## EXCERPTED DATA
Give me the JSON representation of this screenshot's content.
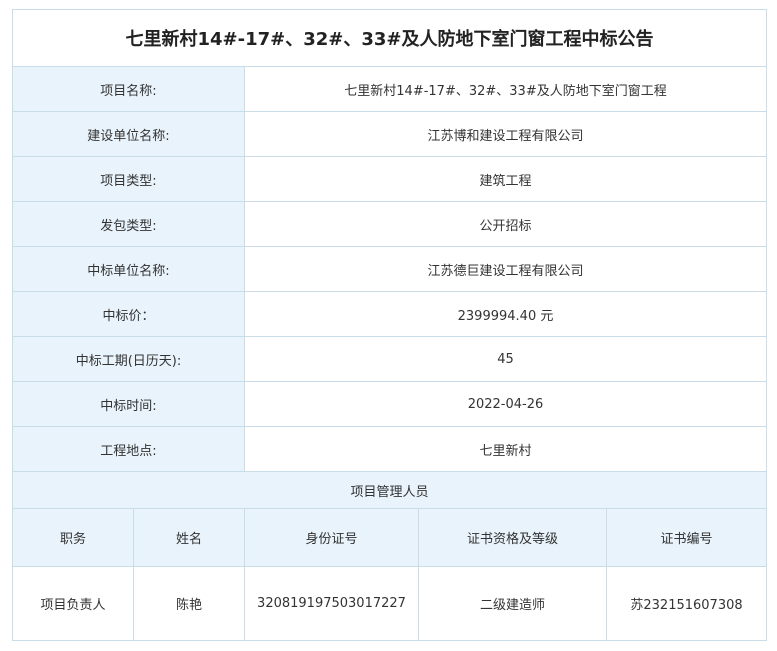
{
  "title": "七里新村14#-17#、32#、33#及人防地下室门窗工程中标公告",
  "rows": [
    {
      "label": "项目名称:",
      "value": "七里新村14#-17#、32#、33#及人防地下室门窗工程"
    },
    {
      "label": "建设单位名称:",
      "value": "江苏博和建设工程有限公司"
    },
    {
      "label": "项目类型:",
      "value": "建筑工程"
    },
    {
      "label": "发包类型:",
      "value": "公开招标"
    },
    {
      "label": "中标单位名称:",
      "value": "江苏德巨建设工程有限公司"
    },
    {
      "label": "中标价：",
      "value": "2399994.40 元"
    },
    {
      "label": "中标工期(日历天):",
      "value": "45"
    },
    {
      "label": "中标时间:",
      "value": "2022-04-26"
    },
    {
      "label": "工程地点:",
      "value": "七里新村"
    }
  ],
  "personnel": {
    "section_title": "项目管理人员",
    "headers": [
      "职务",
      "姓名",
      "身份证号",
      "证书资格及等级",
      "证书编号"
    ],
    "rows": [
      [
        "项目负责人",
        "陈艳",
        "320819197503017227",
        "二级建造师",
        "苏232151607308"
      ]
    ]
  },
  "colors": {
    "label_bg": "#e8f3fb",
    "border": "#c9dde8",
    "text": "#333333"
  }
}
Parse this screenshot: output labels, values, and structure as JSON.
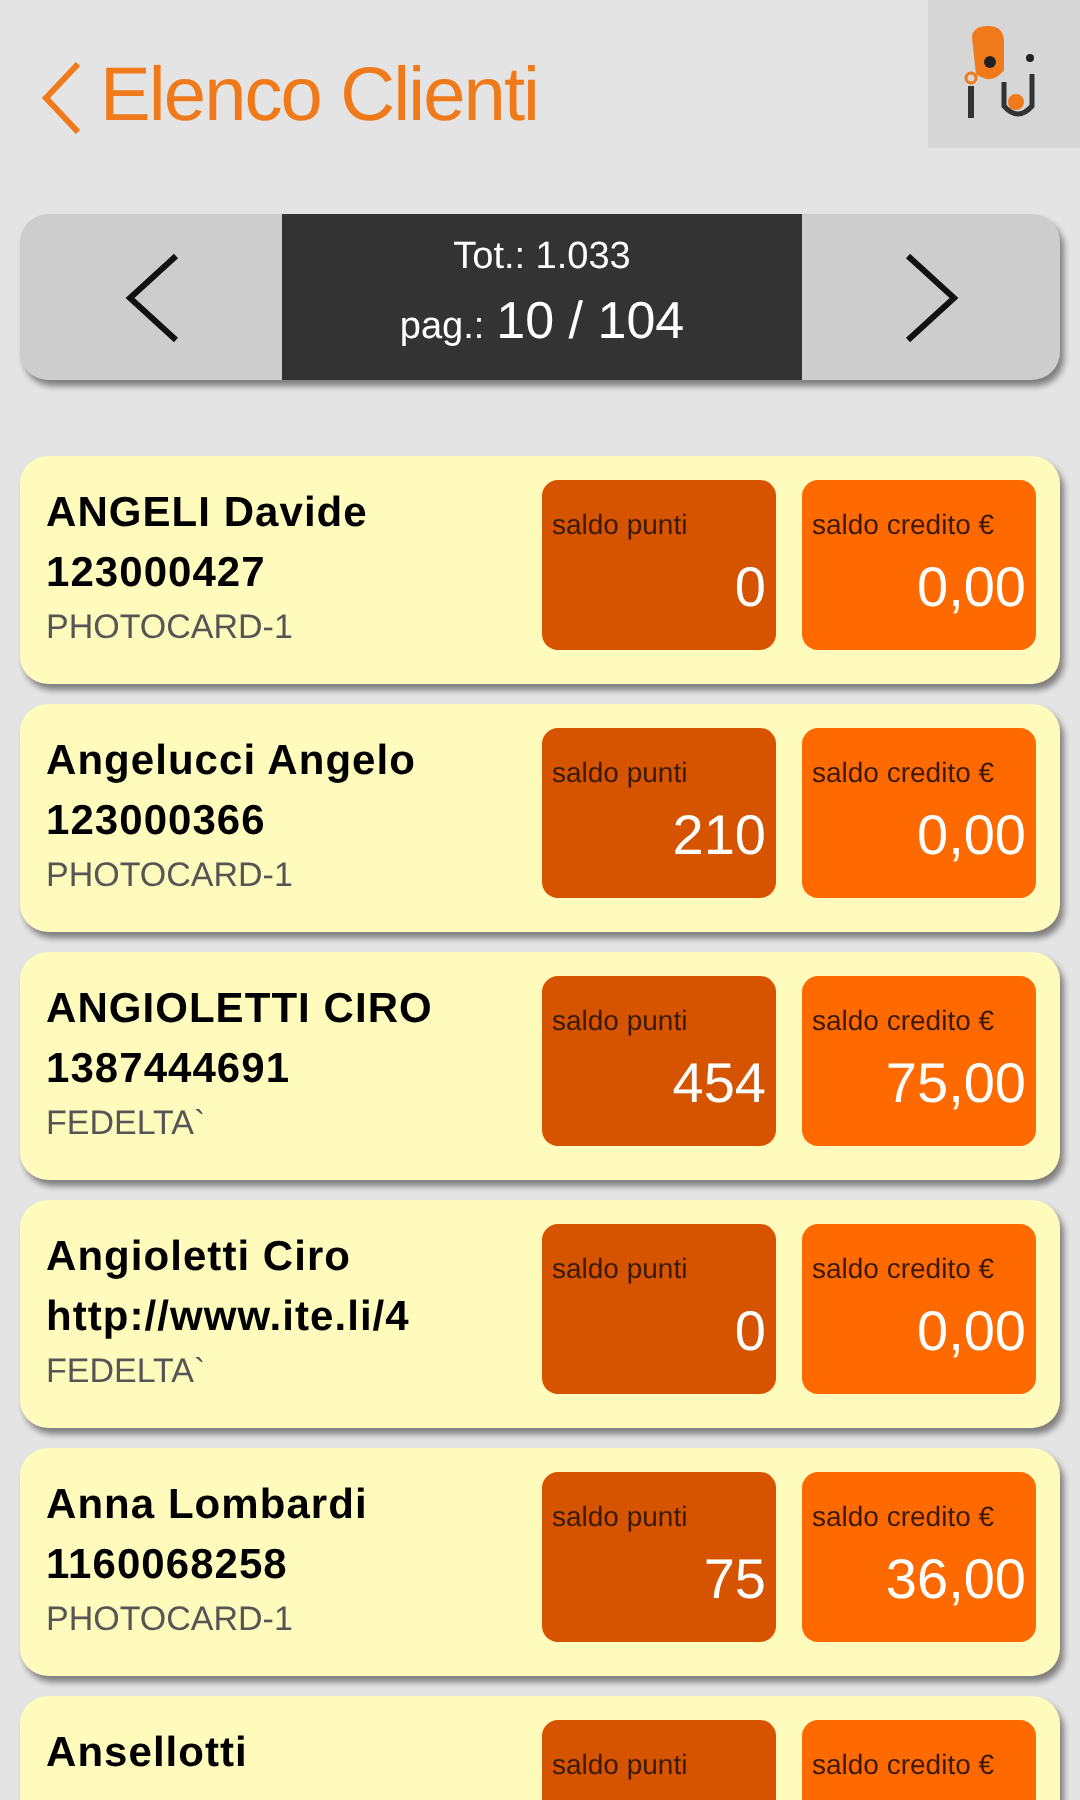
{
  "header": {
    "back_label": "Elenco Clienti"
  },
  "pager": {
    "total": "Tot.: 1.033",
    "page_label": "pag.:",
    "page": "10 / 104"
  },
  "clients": [
    {
      "name": "ANGELI Davide",
      "code": "123000427",
      "card": "PHOTOCARD-1",
      "points_label": "saldo punti",
      "points": "0",
      "credit_label": "saldo credito €",
      "credit": "0,00"
    },
    {
      "name": "Angelucci Angelo",
      "code": "123000366",
      "card": "PHOTOCARD-1",
      "points_label": "saldo punti",
      "points": "210",
      "credit_label": "saldo credito €",
      "credit": "0,00"
    },
    {
      "name": "ANGIOLETTI CIRO",
      "code": "1387444691",
      "card": "FEDELTA`",
      "points_label": "saldo punti",
      "points": "454",
      "credit_label": "saldo credito €",
      "credit": "75,00"
    },
    {
      "name": "Angioletti Ciro",
      "code": "http://www.ite.li/4",
      "card": "FEDELTA`",
      "points_label": "saldo punti",
      "points": "0",
      "credit_label": "saldo credito €",
      "credit": "0,00"
    },
    {
      "name": "Anna Lombardi",
      "code": "1160068258",
      "card": "PHOTOCARD-1",
      "points_label": "saldo punti",
      "points": "75",
      "credit_label": "saldo credito €",
      "credit": "36,00"
    },
    {
      "name": "Ansellotti",
      "points_label": "saldo punti",
      "credit_label": "saldo credito €"
    }
  ]
}
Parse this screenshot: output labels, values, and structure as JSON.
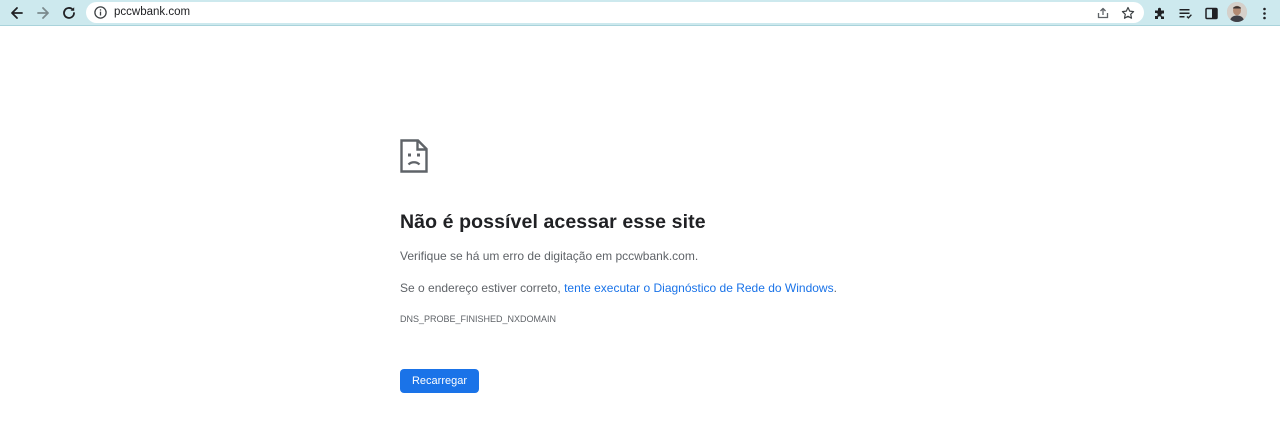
{
  "browser": {
    "url": "pccwbank.com"
  },
  "error_page": {
    "heading": "Não é possível acessar esse site",
    "line1": "Verifique se há um erro de digitação em pccwbank.com.",
    "line2_prefix": "Se o endereço estiver correto, ",
    "line2_link": "tente executar o Diagnóstico de Rede do Windows",
    "line2_suffix": ".",
    "error_code": "DNS_PROBE_FINISHED_NXDOMAIN",
    "reload_label": "Recarregar"
  },
  "colors": {
    "toolbar_bg": "#cde9ee",
    "link": "#1a73e8",
    "button": "#1a73e8",
    "heading": "#202124",
    "body_text": "#5f6368"
  },
  "icons": {
    "back": "arrow-left-icon",
    "forward": "arrow-right-icon",
    "reload": "reload-icon",
    "site_info": "info-icon",
    "share": "share-icon",
    "bookmark": "star-icon",
    "extensions": "puzzle-icon",
    "reading_list": "reading-list-icon",
    "side_panel": "side-panel-icon",
    "menu": "kebab-menu-icon",
    "page_error": "sad-document-icon"
  }
}
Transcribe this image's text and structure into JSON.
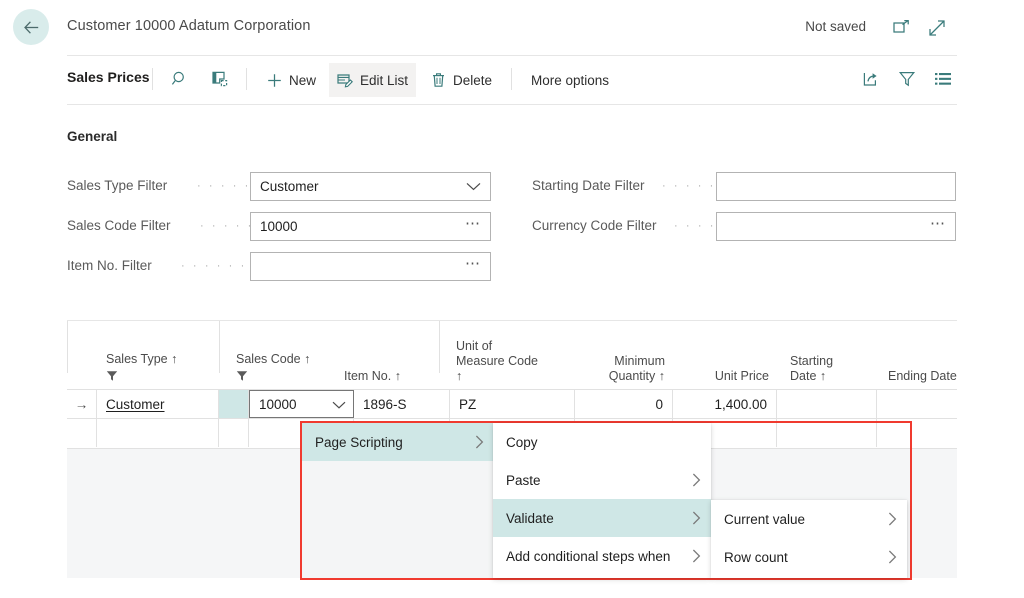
{
  "window": {
    "back_label": "back-arrow",
    "title": "Customer 10000 Adatum Corporation",
    "save_status": "Not saved"
  },
  "command_bar": {
    "page_name": "Sales Prices",
    "search_icon": "search-icon",
    "open_in_excel_icon": "open-in-new-window-icon",
    "items": [
      {
        "label": "New",
        "icon": "plus-icon"
      },
      {
        "label": "Edit List",
        "icon": "edit-list-icon"
      },
      {
        "label": "Delete",
        "icon": "trash-icon"
      },
      {
        "label": "More options",
        "icon": ""
      }
    ],
    "right_icons": [
      {
        "name": "share-icon"
      },
      {
        "name": "filter-icon"
      },
      {
        "name": "list-view-icon"
      }
    ]
  },
  "general": {
    "section_title": "General",
    "left_fields": [
      {
        "label": "Sales Type Filter",
        "value": "Customer",
        "affix": "chevron-down"
      },
      {
        "label": "Sales Code Filter",
        "value": "10000",
        "affix": "ellipsis"
      },
      {
        "label": "Item No. Filter",
        "value": "",
        "affix": "ellipsis"
      }
    ],
    "right_fields": [
      {
        "label": "Starting Date Filter",
        "value": "",
        "affix": "none"
      },
      {
        "label": "Currency Code Filter",
        "value": "",
        "affix": "ellipsis"
      }
    ]
  },
  "grid": {
    "columns": [
      {
        "label": "Sales Type ↑",
        "align": "l",
        "filter": true
      },
      {
        "label": "Sales Code ↑",
        "align": "l",
        "filter": true
      },
      {
        "label": "Item No. ↑",
        "align": "l",
        "filter": false
      },
      {
        "label": "Unit of\nMeasure Code\n↑",
        "align": "l",
        "filter": false
      },
      {
        "label": "Minimum\nQuantity ↑",
        "align": "r",
        "filter": false
      },
      {
        "label": "Unit Price",
        "align": "r",
        "filter": false
      },
      {
        "label": "Starting\nDate ↑",
        "align": "l",
        "filter": false
      },
      {
        "label": "Ending Date",
        "align": "l",
        "filter": false
      }
    ],
    "rows": [
      {
        "row_indicator": "→",
        "sales_type": "Customer",
        "sales_code": "10000",
        "item_no": "1896-S",
        "unit_of_measure_code": "PZ",
        "minimum_quantity": "0",
        "unit_price": "1,400.00",
        "starting_date": "",
        "ending_date": ""
      },
      {
        "row_indicator": "",
        "sales_type": "",
        "sales_code": "",
        "item_no": "",
        "unit_of_measure_code": "",
        "minimum_quantity": "",
        "unit_price": "",
        "starting_date": "",
        "ending_date": ""
      }
    ]
  },
  "context_menu": {
    "level1": [
      {
        "label": "Page Scripting",
        "has_submenu": true,
        "selected": true
      }
    ],
    "level2": [
      {
        "label": "Copy",
        "has_submenu": false,
        "selected": false
      },
      {
        "label": "Paste",
        "has_submenu": true,
        "selected": false
      },
      {
        "label": "Validate",
        "has_submenu": true,
        "selected": true
      },
      {
        "label": "Add conditional steps when",
        "has_submenu": true,
        "selected": false
      }
    ],
    "level3": [
      {
        "label": "Current value",
        "has_submenu": true,
        "selected": false
      },
      {
        "label": "Row count",
        "has_submenu": true,
        "selected": false
      }
    ]
  },
  "colors": {
    "accent_teal": "#3a7b7b",
    "highlight_teal": "#cfe7e6",
    "highlight_red": "#f03a2f",
    "back_circle": "#d9eceb"
  }
}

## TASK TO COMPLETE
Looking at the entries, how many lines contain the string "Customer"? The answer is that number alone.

## RESPONSE TO THIS TASK
3